WATCH | LeafedIn.org wants to give users the best networking platforms for all members of the cannabis community.
There are services Weedmaps, Leafly and other map-based apps that have emerged help pot-seekers find the perfect strain at a dispensary.
Now there's an app that wants to help you expand your cannabis network and meet other weed consumers and distributors, big or small.
"Whether you're an individual vendor, looking for employment, a consumer, a medical patient, a recreational user looking for product," LeafedIn.org has got you covered, says founder John Khainson, 28.
How LeafedIn.org differs from the rest
The months-old app bills itself as the "world's first peer 2 peer network," allowing users to connect to other users in the area, whether they're workers, employers, buyers or vendors.
Khainson says other products in the market connects businesses to consumers, whereas his mission is to "create a community."
The app, available on iOS and Android, allows users to message other users to arrange transactions or simply talk.
About the founder
Before shifting his focus full-time to LeafedIn.org, Khainson, who lives in southern California, used to be a product manager in the financial and technology sector.
"About two years ago," he said, "I started getting the idea for LeafedIn because I saw that were reaching a point where the nation as a whole was telling us that, 'Look, we are okay with marijuana.'"
So he gathered his savings and launched LeafedIn.org.
Khainson, who was born in Russia and immigrated to the United States when he was as a child, says that at the beginning of LeafedIn.org, it was "just me."
Is it legal?
Pot is legal to some extent in at least 26 states nationwide, but the laws around cannabis consumption are still being written, so it's tricky for any entrepreneur entering the space, but Khainson says he's "100 percent sure" LeafedIn.org is legal. Khainson likens the nature of his app to Craigslist.
The big thing I have to say is we're just a networking solution. We don't facilitate transaction. We don't take fees off any transactions,
On the app and on the desktop version, you can see buyers, workers, vendors and employers. Khainson says most of the users right now are "buyers," but experts in the industry say the "employers" feature shows promise.
"Employers often complain that they have a very difficult time finding qualified candidates" said Chris Walsh, editorial director of Marijuana Business Daily, a marijuana news outlet.

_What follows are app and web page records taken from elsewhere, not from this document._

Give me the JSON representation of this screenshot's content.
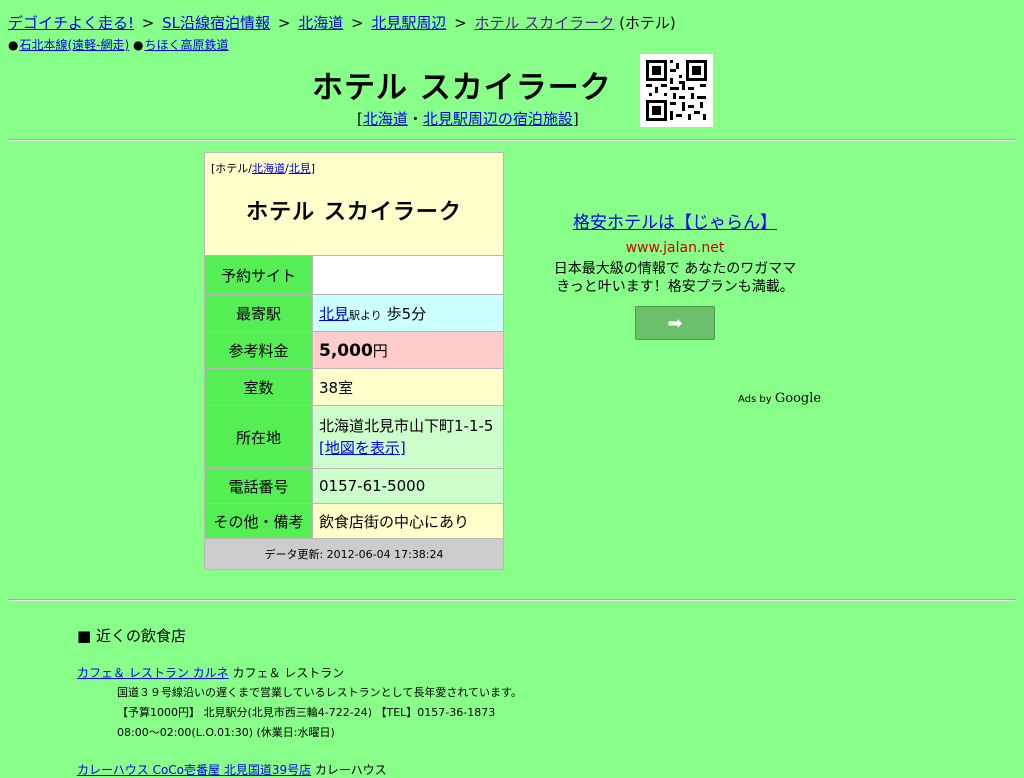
{
  "breadcrumb": {
    "b1": "デゴイチよく走る!",
    "b2": "SL沿線宿泊情報",
    "b3": "北海道",
    "b4": "北見駅周辺",
    "b5": "ホテル スカイラーク",
    "suffix": "(ホテル)",
    "sep": ">"
  },
  "lines": {
    "bullet": "●",
    "l1": "石北本線(遠軽-網走)",
    "l2": "ちほく高原鉄道"
  },
  "page": {
    "title": "ホテル スカイラーク",
    "sub_open": "[",
    "sub_link1": "北海道",
    "sub_dot": "・",
    "sub_link2": "北見駅周辺の宿泊施設",
    "sub_close": "]"
  },
  "info": {
    "cat_open": "[",
    "cat_text": "ホテル/",
    "cat_link1": "北海道",
    "cat_slash": "/",
    "cat_link2": "北見",
    "cat_close": "]",
    "name": "ホテル スカイラーク",
    "rows": {
      "reserve_label": "予約サイト",
      "station_label": "最寄駅",
      "station_link": "北見",
      "station_from": "駅より",
      "station_walk": " 歩5分",
      "price_label": "参考料金",
      "price_value": "5,000",
      "price_unit": "円",
      "rooms_label": "室数",
      "rooms_value": "38室",
      "address_label": "所在地",
      "address_value": "北海道北見市山下町1-1-5",
      "map_link": "[地図を表示]",
      "tel_label": "電話番号",
      "tel_value": "0157-61-5000",
      "notes_label": "その他・備考",
      "notes_value": "飲食店街の中心にあり"
    },
    "updated": "データ更新: 2012-06-04 17:38:24"
  },
  "ad": {
    "link": "格安ホテルは【じゃらん】",
    "url": "www.jalan.net",
    "desc1": "日本最大級の情報で あなたのワガママ",
    "desc2": "きっと叶います！格安プランも満載。",
    "go_icon": "arrow-right-icon",
    "adsby": "Ads by ",
    "google": "Google"
  },
  "nearby": {
    "heading": "■ 近くの飲食店",
    "shops": [
      {
        "name": "カフェ＆ レストラン カルネ",
        "type": " カフェ＆ レストラン",
        "d1": "国道３９号線沿いの遅くまで営業しているレストランとして長年愛されています。",
        "d2": "【予算1000円】 北見駅分(北見市西三輪4-722-24) 【TEL】0157-36-1873",
        "d3": "08:00～02:00(L.O.01:30) (休業日:水曜日)"
      },
      {
        "name": "カレーハウス CoCo壱番屋 北見国道39号店",
        "type": " カレーハウス"
      }
    ]
  },
  "colors": {
    "background": "#88ff88",
    "label_cell": "#55ee55",
    "head_cell": "#ffffcc"
  }
}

"There are several cannabis-focused job sites," Walsh said, "but most aren’t very comprehensive and no clear-cut dominant player has emerged."
"They get inundated with queries from people that simply want to work in the marijuana industry but don’t have any relevant skills."
Each pin on a map is accompanied by a detail card listing information like "average rating," "distance" and even lists "premium vendors."
This is how LeafedIn.org makes money. The app is free to download, but it does "monetize certain add-on services for vendors, certain visibility services."
Khainson wants avoid banner ads as long as he can because he thinks it interferes with the trust users should have for the product.
Comparisons to LinkedIn
LeafedIn.org sounds a lot like that other job networking site, LinkedIn.
While the U.S. Trademark and Patent Office did approve the "Leafedin.org" trademark for publication, LinkedIn decided to opposed it.
A spokesperson for LinkedIn said the company does not comment on "pending legal matters."
Khainson said he believes he has "the right to this trademark."
Instead of being a networking app, now they can have this notion of a LeafedIn community.
Khainson says his app is "more than just a map," or a place to find a job. It's a "community" for consumers to connect with one another.
What's next for LeafedIn.org
Khainson has big plans for the company he started less than a year ago.
He recently launched Marijuana Creative, a consulting firm for marijuana businesses, small or large. When he launched LeafedIn.org, it was just him. Now he has a team of three people working with him.
"It's as much about being a business as it is being a way for marijuana activism to move forward."